Spring ENG 590A Writing about Multicultural Literature
for Young Readers
Spring ENG 590E College Writing:
Theories and Inclusive Practices
Summer ENG 5010 Language & Linguistic Diversity Summer ENG 5310 Visual Rhetoric and Writing Fall ENG 5710 Cultural Concepts in Film Adaptation Fall ENG 5810 Rhetoric of Diversity
Questions? Contact Rebecca Gorman O’Neill at firstname.lastname@example.org
ENG 5010 Language & Linguistic Diversity
The purpose of this course is to help prepare instructors to teach and assess linguistically diverse student populations effectively. Topics include both the nature of language variation (register vs. dialect, sociolect, and ideolect; bilingualism) and the specifics of selected language varieties (dialect and sociolect traits; foreign accent). Emphasis is placed on understanding the various aspects of the concept of ‘grammaticality’ and recognizing the effects of our society’s dominant language ideology on education, including its practical impact on teaching effectiveness, child development assessments, and standardized testing.
ENG 590A/5210 Writing about Multicultural Literature for Young Readers
This course examines representative works by people of color and those that depict diverse ethnicities that are frequently taught in the secondary English language arts classroom. Students will use a variety of literary theories to consider approaches to presenting these works to secondary students. Instruction will also include attention to the techniques of teaching secondary students to analyze texts and to write about literature.
ENG 5310 Visual Rhetoric and Writing
This course explores some of the ways in which visual information are used to influence viewers' opinions, beliefs, attitudes, and behavior (the art of rhetoric) in written communication. Students will learn theories of visual rhetorical criticisms and examine different strategies for integrating words and images.
ENG 590E/5510 College Writing: Theories and Inclusive Practices
The central goal of this course is to help students locate those theories that will best ground and enrich their own inclusive pedagogical approaches to teaching college-level writing. Students will look at the major theoretical foundations and current research for teaching college writing. In addition, the course will look at how theory informs practice in order to help the student become an effective college-level writing teacher committed to theoretically-sophisticated, reflective, inclusive and professional teaching.
ENG 5710 Cultural Concepts in Film Adaptation
Students examine various directors’ and cultures’ adaptations of popular, canonical authors (e.g. Shakespeare, Dickens, Austen, Fitzgerald) literature to film. Focus starts with the work of early silent filmmakers and moves to major directors’ adaptations of the written works. Studies include reading the original texts, studying theories and techniques of adaptations, and studying cinematic forms and cultural contexts.

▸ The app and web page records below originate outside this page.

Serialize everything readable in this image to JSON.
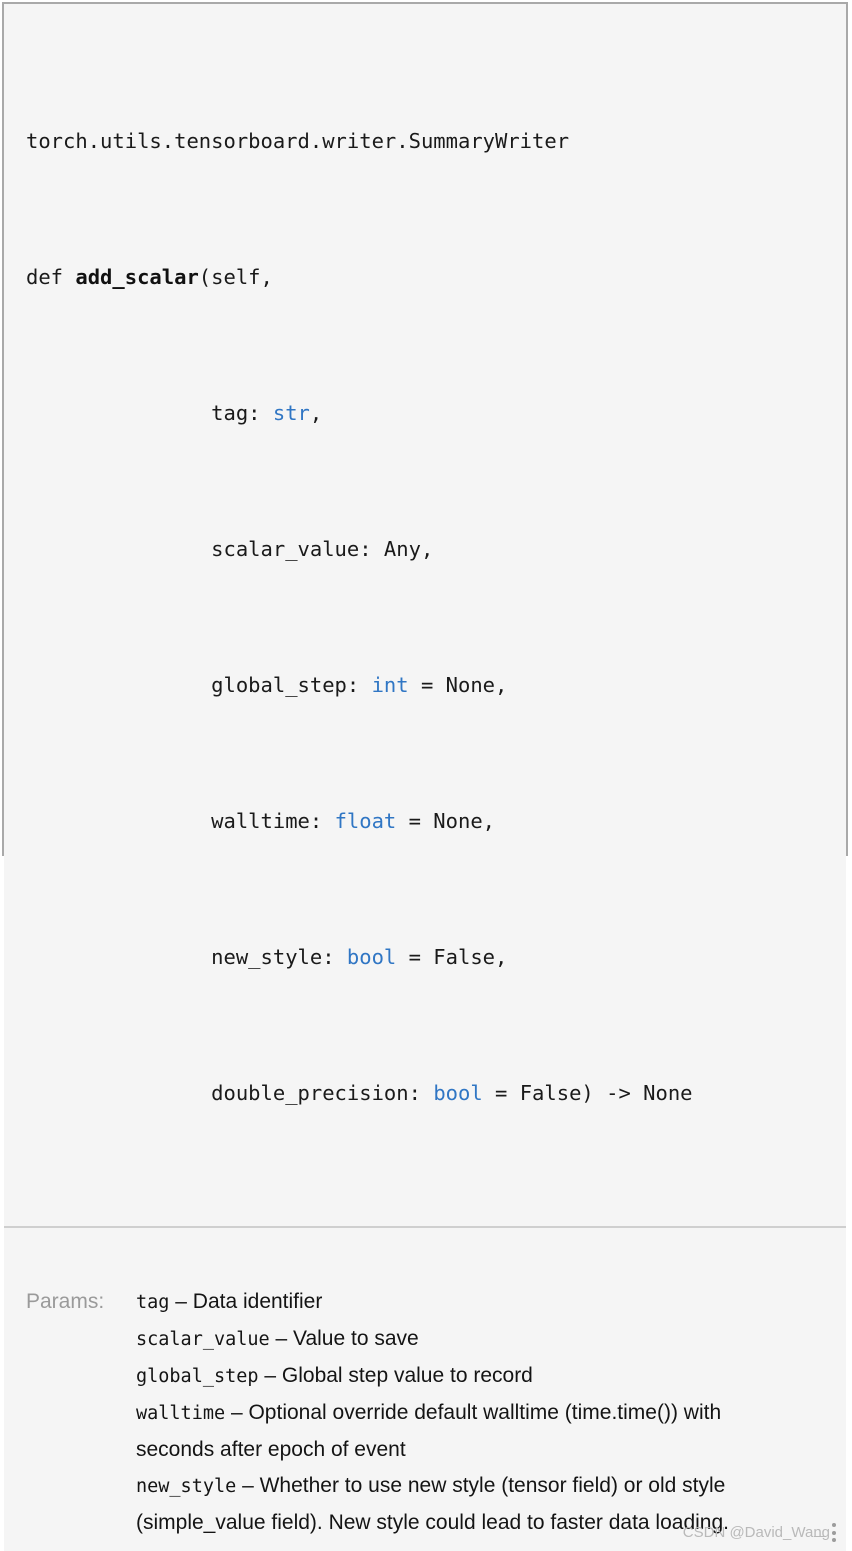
{
  "panel": {
    "kind": "documentation-tooltip",
    "background_color": "#f5f5f5",
    "border_color": "#a9a9a9",
    "divider_color": "#cfcfcf"
  },
  "signature": {
    "qualified_path": "torch.utils.tensorboard.writer.SummaryWriter",
    "keyword": "def",
    "function_name": "add_scalar",
    "open_paren": "(",
    "first_arg": "self,",
    "type_color": "#3076c4",
    "text_color": "#1a1a1a",
    "lines": [
      {
        "indent": "",
        "text": "torch.utils.tensorboard.writer.SummaryWriter"
      },
      {
        "indent": "",
        "text": "def add_scalar(self,"
      },
      {
        "indent": "               ",
        "text": "tag: str,"
      },
      {
        "indent": "               ",
        "text": "scalar_value: Any,"
      },
      {
        "indent": "               ",
        "text": "global_step: int = None,"
      },
      {
        "indent": "               ",
        "text": "walltime: float = None,"
      },
      {
        "indent": "               ",
        "text": "new_style: bool = False,"
      },
      {
        "indent": "               ",
        "text": "double_precision: bool = False) -> None"
      }
    ],
    "parts": {
      "line1": "torch.utils.tensorboard.writer.SummaryWriter",
      "line2_def": "def ",
      "line2_name": "add_scalar",
      "line2_rest": "(self,",
      "line3_indent": "               ",
      "line3_a": "tag: ",
      "line3_type": "str",
      "line3_b": ",",
      "line4_a": "scalar_value: Any,",
      "line5_a": "global_step: ",
      "line5_type": "int",
      "line5_b": " = None,",
      "line6_a": "walltime: ",
      "line6_type": "float",
      "line6_b": " = None,",
      "line7_a": "new_style: ",
      "line7_type": "bool",
      "line7_b": " = False,",
      "line8_a": "double_precision: ",
      "line8_type": "bool",
      "line8_b": " = False) -> None"
    }
  },
  "params": {
    "label": "Params:",
    "label_color": "#9a9a9a",
    "items": [
      {
        "name": "tag",
        "dash": " – ",
        "description": "Data identifier"
      },
      {
        "name": "scalar_value",
        "dash": " – ",
        "description": "Value to save"
      },
      {
        "name": "global_step",
        "dash": " – ",
        "description": "Global step value to record"
      },
      {
        "name": "walltime",
        "dash": " – ",
        "description": "Optional override default walltime (time.time()) with seconds after epoch of event"
      },
      {
        "name": "new_style",
        "dash": " – ",
        "description": "Whether to use new style (tensor field) or old style (simple_value field). New style could lead to faster data loading."
      }
    ]
  },
  "watermark": {
    "text": "CSDN @David_Wang",
    "color": "#b9b9b9",
    "icon": "more-vertical-icon"
  }
}
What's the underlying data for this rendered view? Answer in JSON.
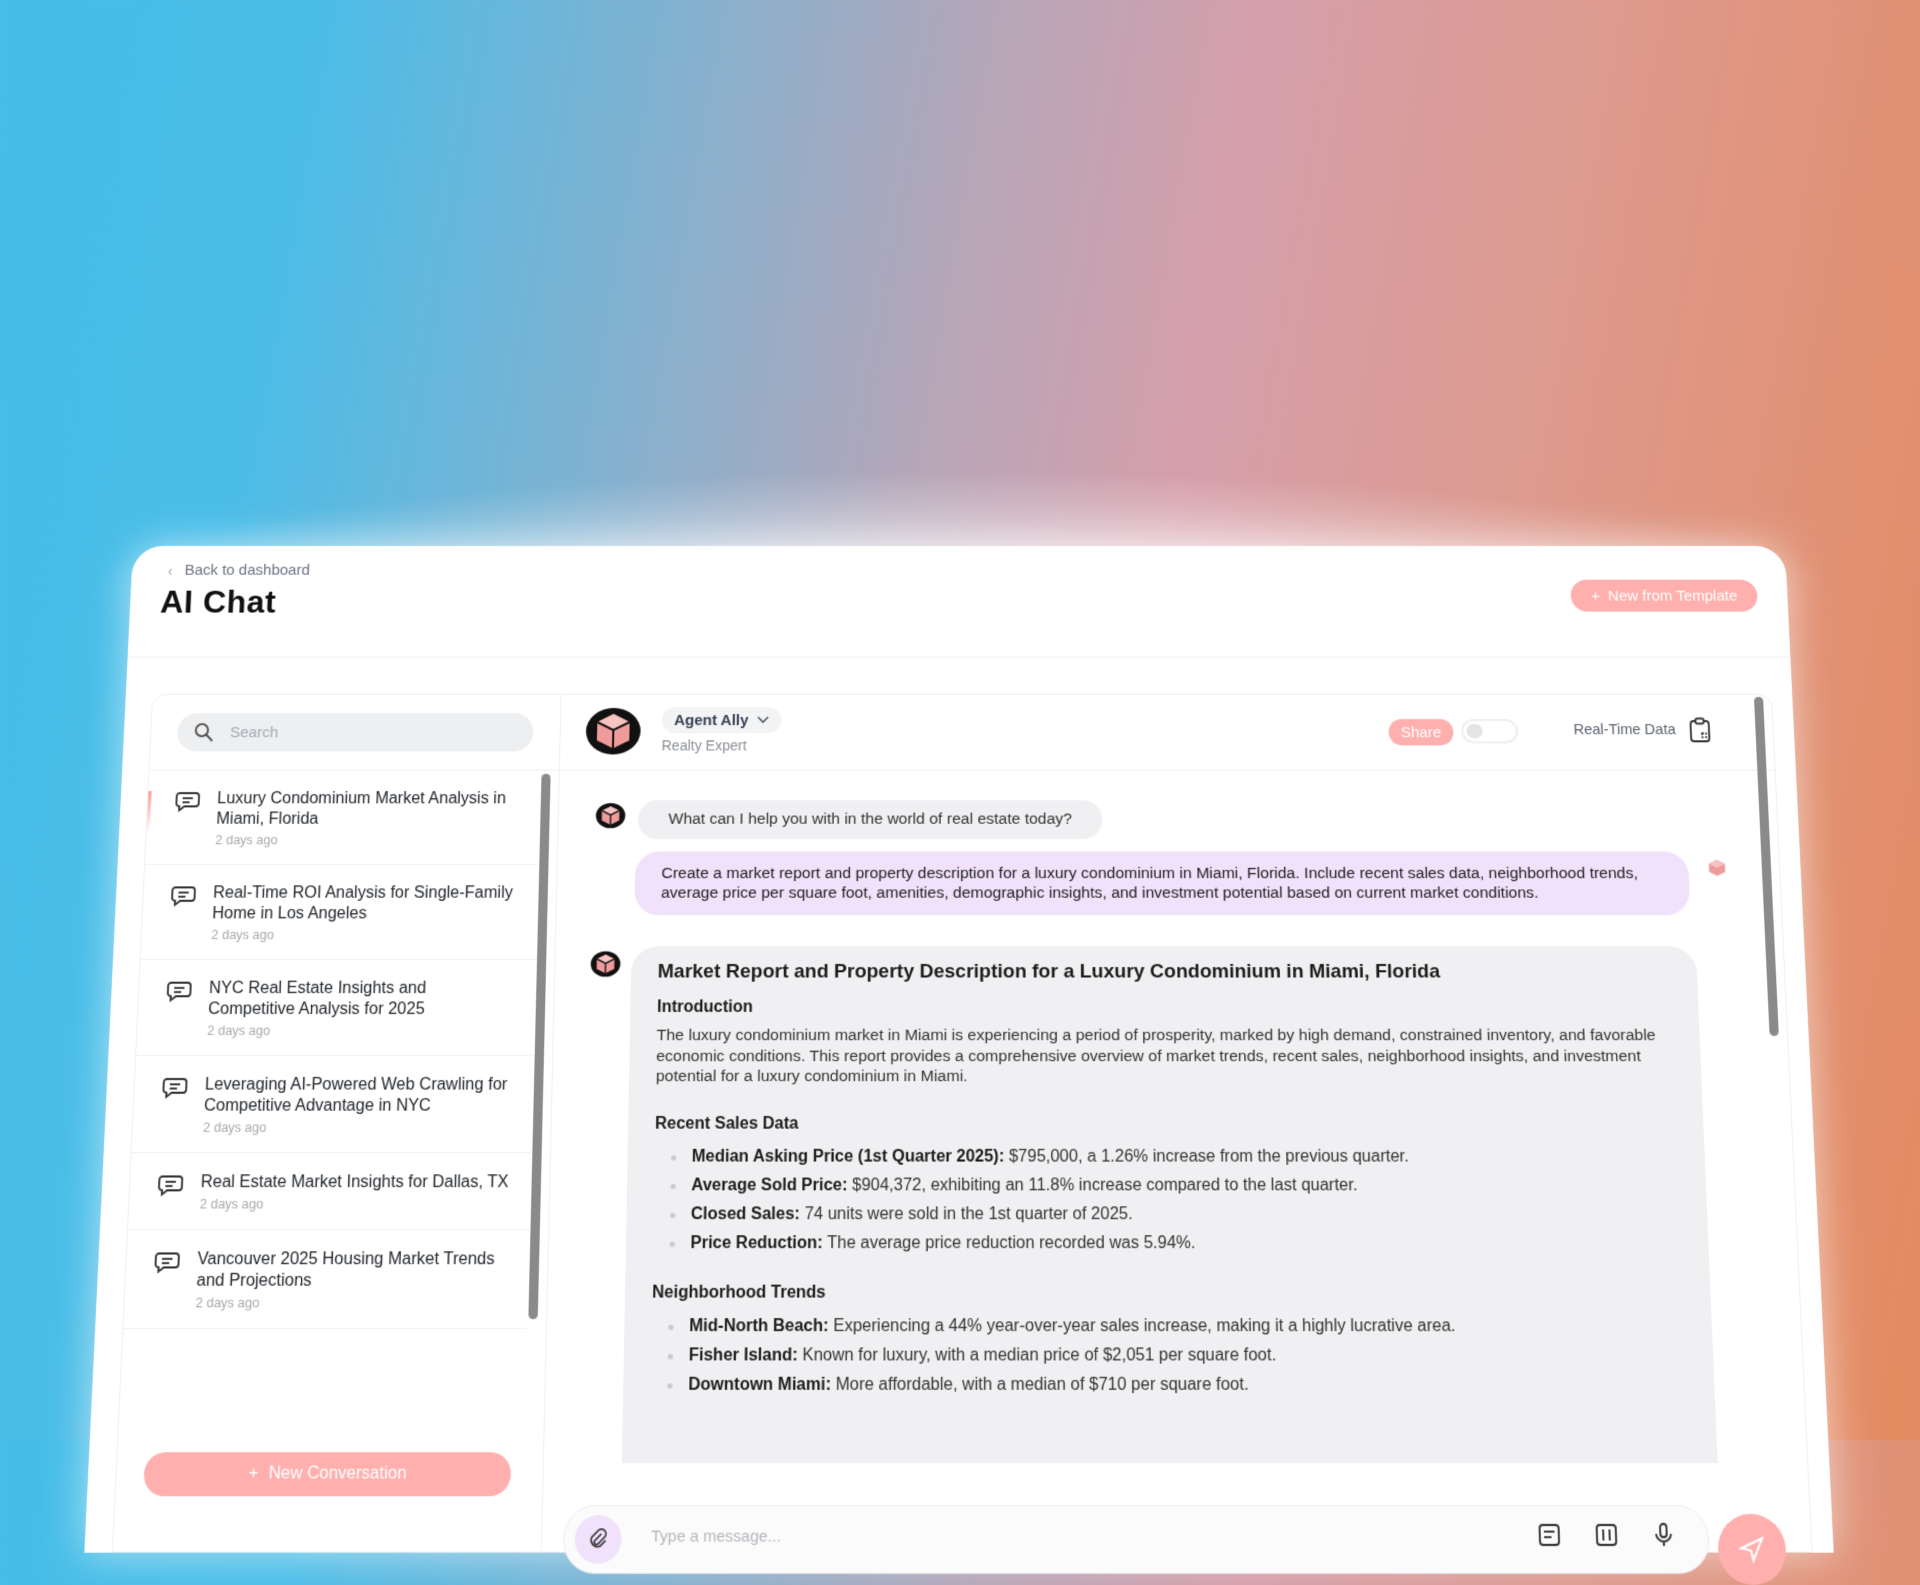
{
  "header": {
    "back_label": "Back to dashboard",
    "title": "AI Chat",
    "new_template_label": "New from Template"
  },
  "sidebar": {
    "search_placeholder": "Search",
    "conversations": [
      {
        "title": "Luxury Condominium Market Analysis in Miami, Florida",
        "time": "2 days ago",
        "active": true
      },
      {
        "title": "Real-Time ROI Analysis for Single-Family Home in Los Angeles",
        "time": "2 days ago"
      },
      {
        "title": "NYC Real Estate Insights and Competitive Analysis for 2025",
        "time": "2 days ago"
      },
      {
        "title": "Leveraging AI-Powered Web Crawling for Competitive Advantage in NYC",
        "time": "2 days ago"
      },
      {
        "title": "Real Estate Market Insights for Dallas, TX",
        "time": "2 days ago"
      },
      {
        "title": "Vancouver 2025 Housing Market Trends and Projections",
        "time": "2 days ago"
      }
    ],
    "new_conversation_label": "New Conversation"
  },
  "chat_header": {
    "agent_name": "Agent Ally",
    "agent_role": "Realty Expert",
    "share_label": "Share",
    "realtime_label": "Real-Time Data",
    "realtime_enabled": false
  },
  "messages": {
    "bot_greeting": "What can I help you with in the world of real estate today?",
    "user_prompt": "Create a market report and property description for a luxury condominium in Miami, Florida. Include recent sales data, neighborhood trends, average price per square foot, amenities, demographic insights, and investment potential based on current market conditions.",
    "report": {
      "title": "Market Report and Property Description for a Luxury Condominium in Miami, Florida",
      "intro_heading": "Introduction",
      "intro_text": "The luxury condominium market in Miami is experiencing a period of prosperity, marked by high demand, constrained inventory, and favorable economic conditions. This report provides a comprehensive overview of market trends, recent sales, neighborhood insights, and investment potential for a luxury condominium in Miami.",
      "sales_heading": "Recent Sales Data",
      "sales": [
        {
          "label": "Median Asking Price (1st Quarter 2025):",
          "text": " $795,000, a 1.26% increase from the previous quarter."
        },
        {
          "label": "Average Sold Price:",
          "text": " $904,372, exhibiting an 11.8% increase compared to the last quarter."
        },
        {
          "label": "Closed Sales:",
          "text": " 74 units were sold in the 1st quarter of 2025."
        },
        {
          "label": "Price Reduction:",
          "text": " The average price reduction recorded was 5.94%."
        }
      ],
      "trends_heading": "Neighborhood Trends",
      "trends": [
        {
          "label": "Mid-North Beach:",
          "text": " Experiencing a 44% year-over-year sales increase, making it a highly lucrative area."
        },
        {
          "label": "Fisher Island:",
          "text": " Known for luxury, with a median price of $2,051 per square foot."
        },
        {
          "label": "Downtown Miami:",
          "text": " More affordable, with a median of $710 per square foot."
        }
      ]
    }
  },
  "composer": {
    "placeholder": "Type a message..."
  },
  "colors": {
    "accent": "#ffb0ae",
    "user_bubble": "#f1e1fb",
    "bot_bubble": "#f0f0f2"
  }
}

ENG 5810 Rhetoric of Diversity
Students will explore how we talk and think about diversity, including racial, gender and sexuality, ethnicity, and class, and the intersections of these categories. Students will explore the ways in which diversity is socially constructed. The central goal of the course is for students to understand the material implications of the rhetoric of diversity.